Preemptive Offer

Definition Of Preemptive Offer

In Silicon Valley homes are often offered for sale with a "suggested" offer date. This provides an easy way for the seller to weigh competing offers against each other and for potential buyers to prepare themselves to make an offer. However, the seller may decide to give a purchase offer consideration before the published date. He is under no obligation to adhere to the "offer date". One type of preemptive offer is simply one that is made before the published offer date. "Caveat emptor" applies to any promoted offer date.

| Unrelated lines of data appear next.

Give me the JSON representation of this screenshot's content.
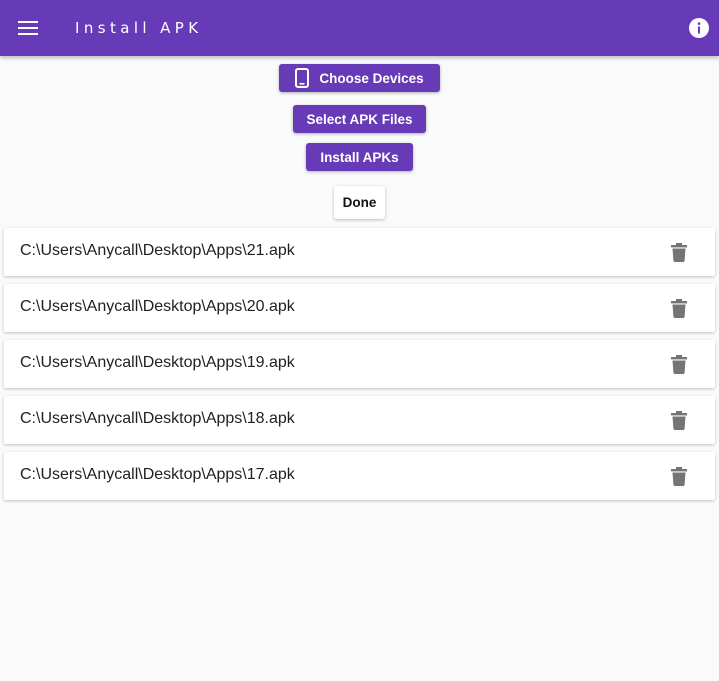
{
  "appbar": {
    "title": "Install APK",
    "menu_icon": "menu-icon",
    "info_icon": "info-icon",
    "color": "#673ab7"
  },
  "actions": {
    "choose_devices": "Choose Devices",
    "choose_devices_icon": "phone-icon",
    "select_apk_files": "Select APK Files",
    "install_apks": "Install APKs",
    "done": "Done"
  },
  "files": [
    {
      "path": "C:\\Users\\Anycall\\Desktop\\Apps\\21.apk"
    },
    {
      "path": "C:\\Users\\Anycall\\Desktop\\Apps\\20.apk"
    },
    {
      "path": "C:\\Users\\Anycall\\Desktop\\Apps\\19.apk"
    },
    {
      "path": "C:\\Users\\Anycall\\Desktop\\Apps\\18.apk"
    },
    {
      "path": "C:\\Users\\Anycall\\Desktop\\Apps\\17.apk"
    }
  ],
  "file_delete_icon": "trash-icon"
}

After a seller decides to offer his home for sale, several things are done to get the home ready for sale. In Silicon Valley these activities most often include getting home inspections performed, correcting certain conditions called out by the inspections, preparing initial marketing materials, opening an escrow account, getting a preliminary title report, staging the home, etc. These activities often take three weeks or more. During these three weeks, active agents may learn that the property is going to be offered for sale. They may alert their buyers to see if they are interested in making an offer. Such an offer is sometimes made before the property is listed on the multiple listing service and would be considered another type of preemptive offer.

In both instances, the decision to accept or even consider the preemptive offer is made by the sellers, typically after asking the opinion of their real estate agent. Their real estate agent is required to present any offer to the sellers even if it is received before the offer date.

Preemptive Strategy

For a preemptive offer to be accepted it will have to have a strong appeal to the sellers. Generally, this will mean that the offer has very few contingencies and has a very good purchase price. The sellers will weigh this preemptive offer against their expectations and desires. If the preemptive offer has been crafted to meet the sellers' expectations and desires, the sellers can decide to accept the offer, being under NO obligation to stick to any "offer date".

Unless there are compelling reasons, both the buyers and the sellers will rely heavily on the advice given them by their real estate agents. The buyer has decided to make a compelling offer that minimizes his risk without costing more than necessary. The seller must judge any risks in the offer and weigh the price and terms of the offer against possible future offers. The experience and personal network of their agents is very important in both preparing the offer and deciding whether to accept it.

One of the typical contingencies in a purchase offer which must be weighed is either a loan contingency or an appraisal contingency. Even though the buyer may have been pre-qualified or pre-approved that doesn't guarantee that the mortgage underwriting will approve the loan on that specific property. Both the buyer and the seller must judge whether a loan will be approved and consider any fallback plans if it isn't approved. A major factor is the amount of down payment made.

A possible alternative to a loan contingency is an appraisal contingency. If the appraisal performed by the lender meets the specified value, then the contingency does not prevent the contract from being enforced but provides a degree of risk removal for the buyer.

Another typical contingency is a property inspection. Generally, the seller has performed some property inspections before any offers are received. There may have been some issues found which have an unknown repair cost which may need a specialist to estimate. Again, the experience of the real estate agents and their networks are key to judging the risk.